Can a burglar get through a deadbolt?
Yes, a persistent burglar can defeat some deadbolts, particularly if the strike plate or door frame is not sturdy. A good kick may be all that’s required to break through a door in these scenarios. Doors with glass panes can be defeated by breaking a pane, reaching through the opening, and unlocking the deadbolt from the inside. Or a large doggy door might also be all that’s required for a burglar to access your deadbolt from the inside. However, most burglars are looking for a quick, silent, and easy entry and aren’t going to take the time or expend the effort required to defeat a quality deadbolt properly installed in a strong door with a sturdy frame.
Can a deadbolt be picked open?
Again, the answer is technically yes, but in reality, few burglars are going to take the time to pick your lock. However, the best protection against such a scenario is to choose a grade 1 deadbolt, which is much harder to pick than a lower-graded option.
Why Trust The Spruce?

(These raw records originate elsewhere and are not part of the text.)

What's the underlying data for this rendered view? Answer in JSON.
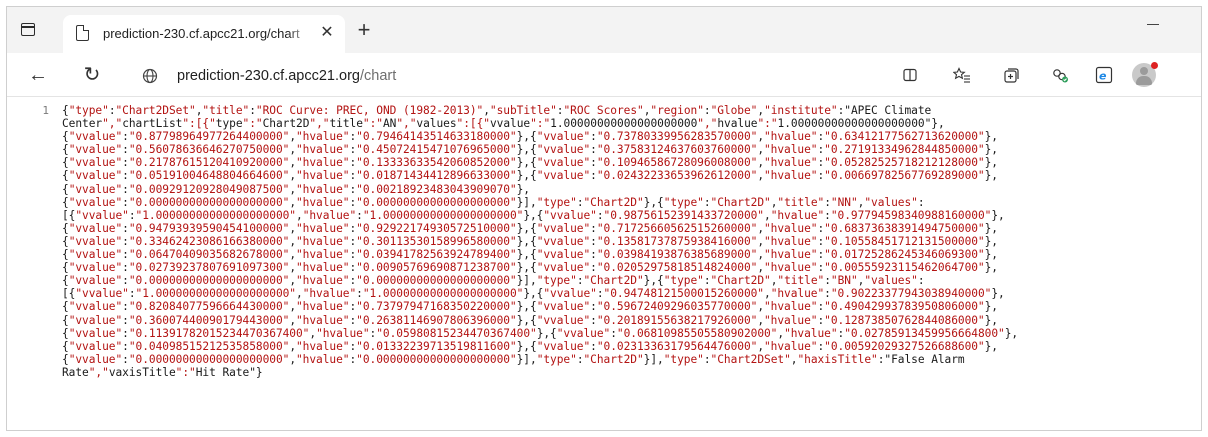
{
  "tab": {
    "title": "prediction-230.cf.apcc21.org/chart",
    "close_glyph": "✕",
    "new_glyph": "+"
  },
  "toolbar": {
    "back_glyph": "←",
    "reload_glyph": "↻",
    "url_host": "prediction-230.cf.apcc21.org",
    "url_path": "/chart"
  },
  "icons": {
    "page": "page-icon",
    "globe": "globe-icon",
    "split": "split-screen-icon",
    "favorites": "favorites-icon",
    "collections": "collections-icon",
    "extensions": "extensions-icon",
    "ie_mode": "ie-mode-icon",
    "profile": "profile-avatar-icon"
  },
  "viewer": {
    "line_number": "1",
    "lines": [
      "{\"type\":\"Chart2DSet\",\"title\":\"ROC Curve: PREC, OND (1982-2013)\",\"subTitle\":\"ROC Scores\",\"region\":\"Globe\",\"institute\":\"APEC Climate",
      "Center\",\"chartList\":[{\"type\":\"Chart2D\",\"title\":\"AN\",\"values\":[{\"vvalue\":\"1.00000000000000000000\",\"hvalue\":\"1.00000000000000000000\"},",
      "{\"vvalue\":\"0.87798964977264400000\",\"hvalue\":\"0.79464143514633180000\"},{\"vvalue\":\"0.73780339956283570000\",\"hvalue\":\"0.63412177562713620000\"},",
      "{\"vvalue\":\"0.56078636646270750000\",\"hvalue\":\"0.45072415471076965000\"},{\"vvalue\":\"0.37583124637603760000\",\"hvalue\":\"0.27191334962844850000\"},",
      "{\"vvalue\":\"0.21787615120410920000\",\"hvalue\":\"0.13333633542060852000\"},{\"vvalue\":\"0.10946586728096008000\",\"hvalue\":\"0.05282525718212128000\"},",
      "{\"vvalue\":\"0.05191004648804664600\",\"hvalue\":\"0.01871434412896633000\"},{\"vvalue\":\"0.02432233653962612000\",\"hvalue\":\"0.00669782567769289000\"},",
      "{\"vvalue\":\"0.00929120928049087500\",\"hvalue\":\"0.00218923483043909070\"},",
      "{\"vvalue\":\"0.00000000000000000000\",\"hvalue\":\"0.00000000000000000000\"}],\"type\":\"Chart2D\"},{\"type\":\"Chart2D\",\"title\":\"NN\",\"values\":",
      "[{\"vvalue\":\"1.00000000000000000000\",\"hvalue\":\"1.00000000000000000000\"},{\"vvalue\":\"0.98756152391433720000\",\"hvalue\":\"0.97794598340988160000\"},",
      "{\"vvalue\":\"0.94793939590454100000\",\"hvalue\":\"0.92922174930572510000\"},{\"vvalue\":\"0.71725660562515260000\",\"hvalue\":\"0.68373638391494750000\"},",
      "{\"vvalue\":\"0.33462423086166380000\",\"hvalue\":\"0.30113530158996580000\"},{\"vvalue\":\"0.13581737875938416000\",\"hvalue\":\"0.10558451712131500000\"},",
      "{\"vvalue\":\"0.06470409035682678000\",\"hvalue\":\"0.03941782563924789400\"},{\"vvalue\":\"0.03984193876385689000\",\"hvalue\":\"0.01725286245346069300\"},",
      "{\"vvalue\":\"0.02739237807691097300\",\"hvalue\":\"0.00905769690871238700\"},{\"vvalue\":\"0.02052975818514824000\",\"hvalue\":\"0.00555923115462064700\"},",
      "{\"vvalue\":\"0.00000000000000000000\",\"hvalue\":\"0.00000000000000000000\"}],\"type\":\"Chart2D\"},{\"type\":\"Chart2D\",\"title\":\"BN\",\"values\":",
      "[{\"vvalue\":\"1.00000000000000000000\",\"hvalue\":\"1.00000000000000000000\"},{\"vvalue\":\"0.94748121500015260000\",\"hvalue\":\"0.90223377943038940000\"},",
      "{\"vvalue\":\"0.82084077596664430000\",\"hvalue\":\"0.73797947168350220000\"},{\"vvalue\":\"0.59672409296035770000\",\"hvalue\":\"0.49042993783950806000\"},",
      "{\"vvalue\":\"0.36007440090179443000\",\"hvalue\":\"0.26381146907806396000\"},{\"vvalue\":\"0.20189155638217926000\",\"hvalue\":\"0.12873850762844086000\"},",
      "{\"vvalue\":\"0.11391782015234470367400\",\"hvalue\":\"0.05980815234470367400\"},{\"vvalue\":\"0.06810985505580902000\",\"hvalue\":\"0.02785913459956664800\"},",
      "{\"vvalue\":\"0.04098515212535858000\",\"hvalue\":\"0.01332239713519811600\"},{\"vvalue\":\"0.02313363179564476000\",\"hvalue\":\"0.00592029327526688600\"},",
      "{\"vvalue\":\"0.00000000000000000000\",\"hvalue\":\"0.00000000000000000000\"}],\"type\":\"Chart2D\"}],\"type\":\"Chart2DSet\",\"haxisTitle\":\"False Alarm",
      "Rate\",\"vaxisTitle\":\"Hit Rate\"}"
    ]
  }
}
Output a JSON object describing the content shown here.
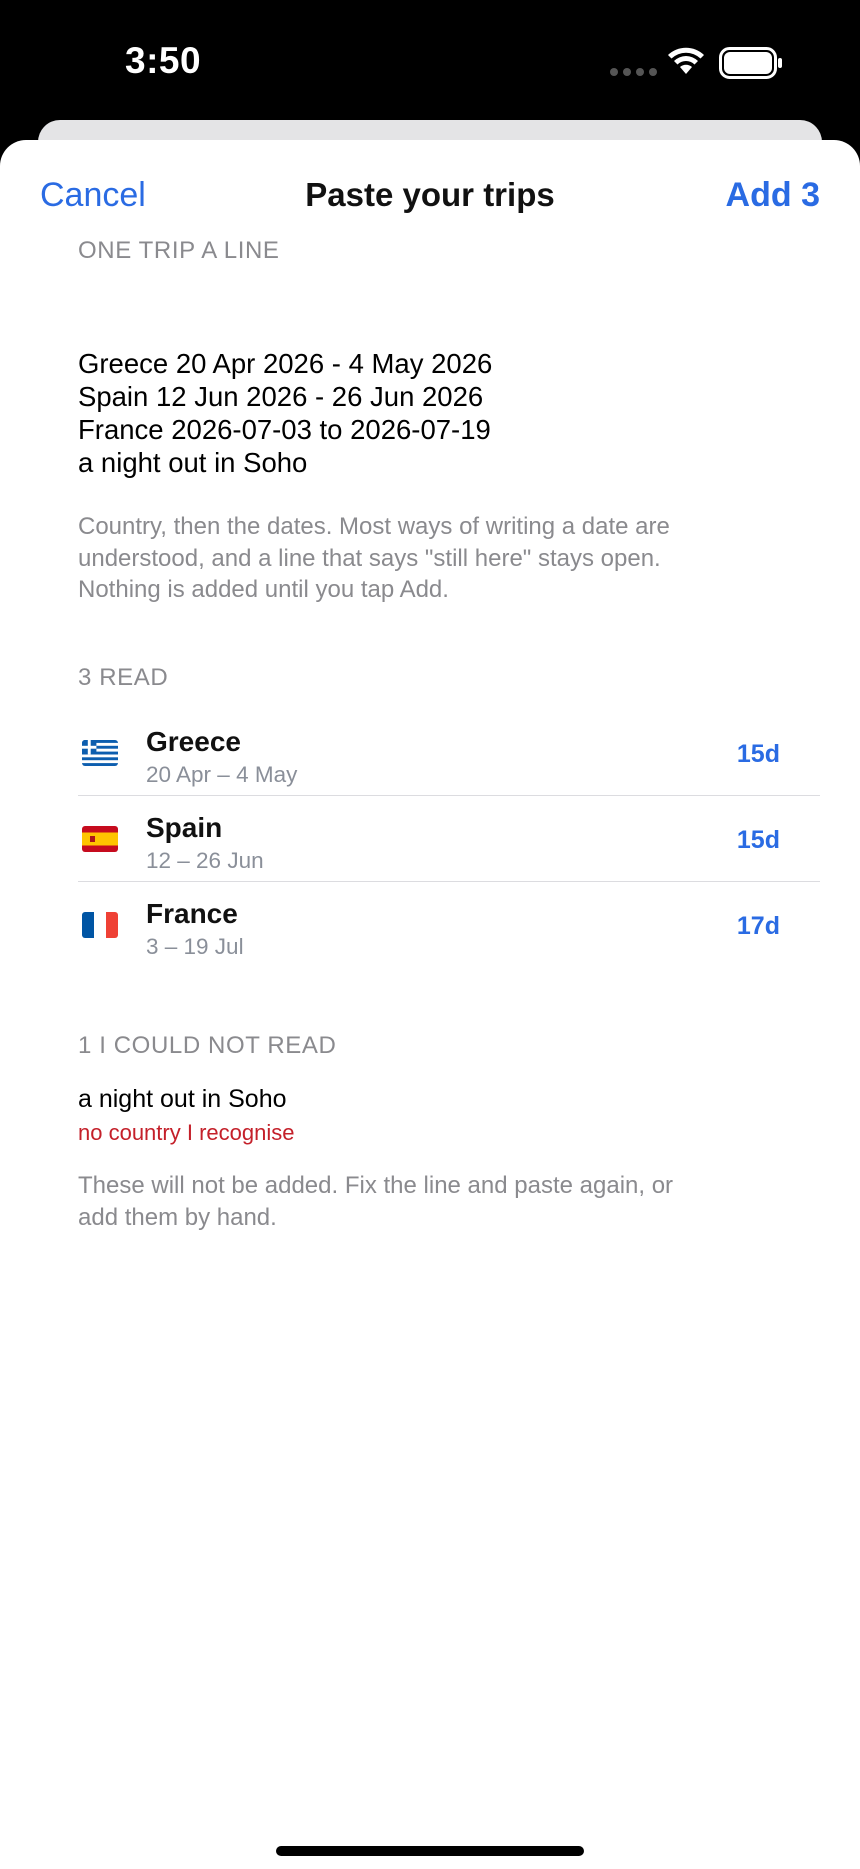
{
  "status": {
    "time": "3:50"
  },
  "nav": {
    "cancel_label": "Cancel",
    "title": "Paste your trips",
    "add_label": "Add 3"
  },
  "input_section": {
    "header": "ONE TRIP A LINE",
    "lines": [
      "Greece 20 Apr 2026 - 4 May 2026",
      "Spain 12 Jun 2026 - 26 Jun 2026",
      "France 2026-07-03 to 2026-07-19",
      "a night out in Soho"
    ],
    "help_lines": [
      "Country, then the dates. Most ways of writing a date are",
      "understood, and a line that says \"still here\" stays open.",
      "Nothing is added until you tap Add."
    ]
  },
  "read_section": {
    "header": "3 READ",
    "trips": [
      {
        "name": "Greece",
        "dates": "20 Apr – 4 May",
        "days": "15d",
        "flag": "greece-flag-icon"
      },
      {
        "name": "Spain",
        "dates": "12 – 26 Jun",
        "days": "15d",
        "flag": "spain-flag-icon"
      },
      {
        "name": "France",
        "dates": "3 – 19 Jul",
        "days": "17d",
        "flag": "france-flag-icon"
      }
    ]
  },
  "failed_section": {
    "header": "1 I COULD NOT READ",
    "line": "a night out in Soho",
    "reason": "no country I recognise",
    "help_lines": [
      "These will not be added. Fix the line and paste again, or",
      "add them by hand."
    ]
  },
  "colors": {
    "accent": "#2a6be3",
    "error": "#c4202a",
    "secondary": "#8a8a8e"
  }
}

This article was researched and written by Michelle Ullman, a writer specializing in home and garden products. She has been writing for The Spruce since 2020, covering a wide range of home improvement products, including power and hand tools, painting supplies, landscaping tools, and tool organizers. To choose the best deadbolts for this article, she consulted dozens of customer and third-party reviews and websites and considered each product's insulating abilities, ease of use, durability, and price point. Deane Biermeier licensed carpenter and contractor, as well as a member of The Spruce’s Home Improvement Review Board, offered further input.